His movement, sense of timing, fundamental and mechanical skills makes him one of the best players to come out of North America and compete on the international stage, even with the restriction from Valve. Swag has the ability to sway a match in the favour of his team with one clutch, or one play, just because of the impact that he has on the game. There have been several instances where swag has turned the tide of matches, both casual and official, with just one clutch, or has bailed his team out of a difficult round with the individual skill he possesses as well as the mind he has for the game. Swag is aware of the vast majority of the possibilities and outcomes that could happen during the round, particularly in clutch situations. On top of that, swag is able to read into situations and tendencies of players on the other team as individuals, as well as the team as a collective, and is able to make plays of impact through that level of awareness. Simultaneously, swag is a player that is able to play a balanced style of Counter Strike, getting aggressive when needed, as well as having the ability to play passively when needed. His aggressive plays are, more often than not, timed well, and he is able to execute them methodically. As a hybrid player, a balance between passive and aggressive style is extremely beneficial to any team.

Swag was a player of immense talent held back by the ban issued by Valve. Over time, he was able to hone his skills and shape his raw talent through the occasional ringer appearance, and the high levelled pugs that he played, and now, he can develop further with a structured environment behind him. No longer being held back by a completely restrictive ban, teams now have to worry about contending with one of the most talented players from North America.

Overall, swag is a player of immense talent – fundamentally and mechanically. He has a good mind for the game and is a player that can have immediate impact on the game. He can read into situations well and make the most out of it. His story, in terms of career progression is rather unfortunate, but it seemingly has not hindered his growth as a player. He was still able to compete at the highest level despite lack of game time, and has performed well throughout the online qualifiers and his first season of Mountain Dew League. Now, on another journey, tracking his progress and further development will be something spectacular.




About The Author

Esports Manager

My first video game was Tonka Construction for the PC. I played that in 2000, at 3 years of age, and have been hooked by video games ever since.

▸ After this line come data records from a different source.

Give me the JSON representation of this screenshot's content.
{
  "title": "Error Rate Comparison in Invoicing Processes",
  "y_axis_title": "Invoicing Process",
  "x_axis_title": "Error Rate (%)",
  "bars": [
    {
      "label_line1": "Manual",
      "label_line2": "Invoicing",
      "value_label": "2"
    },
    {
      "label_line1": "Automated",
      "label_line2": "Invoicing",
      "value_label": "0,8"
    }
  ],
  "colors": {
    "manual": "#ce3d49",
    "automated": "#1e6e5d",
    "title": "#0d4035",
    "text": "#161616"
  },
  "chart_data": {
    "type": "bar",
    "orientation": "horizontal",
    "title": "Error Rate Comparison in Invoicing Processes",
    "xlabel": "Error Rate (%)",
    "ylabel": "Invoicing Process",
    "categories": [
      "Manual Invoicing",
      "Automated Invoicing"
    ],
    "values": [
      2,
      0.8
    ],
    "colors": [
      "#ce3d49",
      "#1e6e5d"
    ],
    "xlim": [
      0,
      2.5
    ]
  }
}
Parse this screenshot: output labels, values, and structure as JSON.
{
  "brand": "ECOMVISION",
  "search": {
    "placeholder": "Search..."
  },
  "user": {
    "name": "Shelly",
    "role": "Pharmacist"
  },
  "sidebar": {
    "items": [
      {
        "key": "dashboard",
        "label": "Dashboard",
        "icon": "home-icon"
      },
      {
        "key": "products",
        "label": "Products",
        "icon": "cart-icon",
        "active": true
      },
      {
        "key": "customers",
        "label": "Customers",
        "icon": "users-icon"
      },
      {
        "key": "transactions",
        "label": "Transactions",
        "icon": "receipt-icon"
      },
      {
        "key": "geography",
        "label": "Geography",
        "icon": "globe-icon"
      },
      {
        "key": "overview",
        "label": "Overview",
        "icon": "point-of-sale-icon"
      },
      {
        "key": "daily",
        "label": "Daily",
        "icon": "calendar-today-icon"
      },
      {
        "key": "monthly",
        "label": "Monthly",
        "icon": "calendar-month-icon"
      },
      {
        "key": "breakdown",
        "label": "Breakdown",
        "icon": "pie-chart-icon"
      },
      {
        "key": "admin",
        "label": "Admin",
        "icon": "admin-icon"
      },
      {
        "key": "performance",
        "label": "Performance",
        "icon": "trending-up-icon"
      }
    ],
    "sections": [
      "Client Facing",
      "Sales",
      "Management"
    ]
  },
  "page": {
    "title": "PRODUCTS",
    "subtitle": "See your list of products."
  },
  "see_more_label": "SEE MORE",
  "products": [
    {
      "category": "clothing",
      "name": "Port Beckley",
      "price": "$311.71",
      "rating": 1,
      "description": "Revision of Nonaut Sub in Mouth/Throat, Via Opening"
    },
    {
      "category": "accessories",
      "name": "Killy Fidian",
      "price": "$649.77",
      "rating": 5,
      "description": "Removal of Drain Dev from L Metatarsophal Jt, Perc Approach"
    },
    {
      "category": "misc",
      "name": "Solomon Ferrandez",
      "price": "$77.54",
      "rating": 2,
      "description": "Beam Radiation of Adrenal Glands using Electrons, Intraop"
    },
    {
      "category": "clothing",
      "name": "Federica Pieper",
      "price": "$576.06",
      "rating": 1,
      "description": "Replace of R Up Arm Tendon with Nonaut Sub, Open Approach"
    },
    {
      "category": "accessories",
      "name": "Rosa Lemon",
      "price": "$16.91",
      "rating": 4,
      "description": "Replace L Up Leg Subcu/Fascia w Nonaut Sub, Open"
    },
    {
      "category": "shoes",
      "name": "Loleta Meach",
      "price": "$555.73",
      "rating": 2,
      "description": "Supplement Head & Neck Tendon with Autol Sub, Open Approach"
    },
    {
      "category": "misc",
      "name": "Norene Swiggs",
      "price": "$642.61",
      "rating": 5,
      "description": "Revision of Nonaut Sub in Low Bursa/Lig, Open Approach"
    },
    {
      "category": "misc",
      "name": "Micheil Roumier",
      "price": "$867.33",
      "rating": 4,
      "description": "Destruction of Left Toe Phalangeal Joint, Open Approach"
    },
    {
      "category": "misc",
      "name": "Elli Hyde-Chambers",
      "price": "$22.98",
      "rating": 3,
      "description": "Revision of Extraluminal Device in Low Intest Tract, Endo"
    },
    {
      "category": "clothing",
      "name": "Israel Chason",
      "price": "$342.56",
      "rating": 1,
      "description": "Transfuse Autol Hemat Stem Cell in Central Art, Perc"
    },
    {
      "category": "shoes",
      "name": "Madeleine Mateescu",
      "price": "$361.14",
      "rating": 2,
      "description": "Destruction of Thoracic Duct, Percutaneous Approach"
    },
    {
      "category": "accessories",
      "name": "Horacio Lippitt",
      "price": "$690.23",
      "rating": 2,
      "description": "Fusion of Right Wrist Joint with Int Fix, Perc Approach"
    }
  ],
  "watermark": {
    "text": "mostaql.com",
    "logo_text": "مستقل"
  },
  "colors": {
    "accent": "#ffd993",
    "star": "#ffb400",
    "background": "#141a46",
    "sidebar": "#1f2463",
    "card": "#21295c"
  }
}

I like to dabble in as many games as I possibly can, but nothing can come close to a captivating story, an intense multiplayer experience or a well made RTS game. In 2015, I found what can only be described as passion and love for esports. Now I convey that passion, love and knowledge through articles about esports titles, most notably Counter Strike.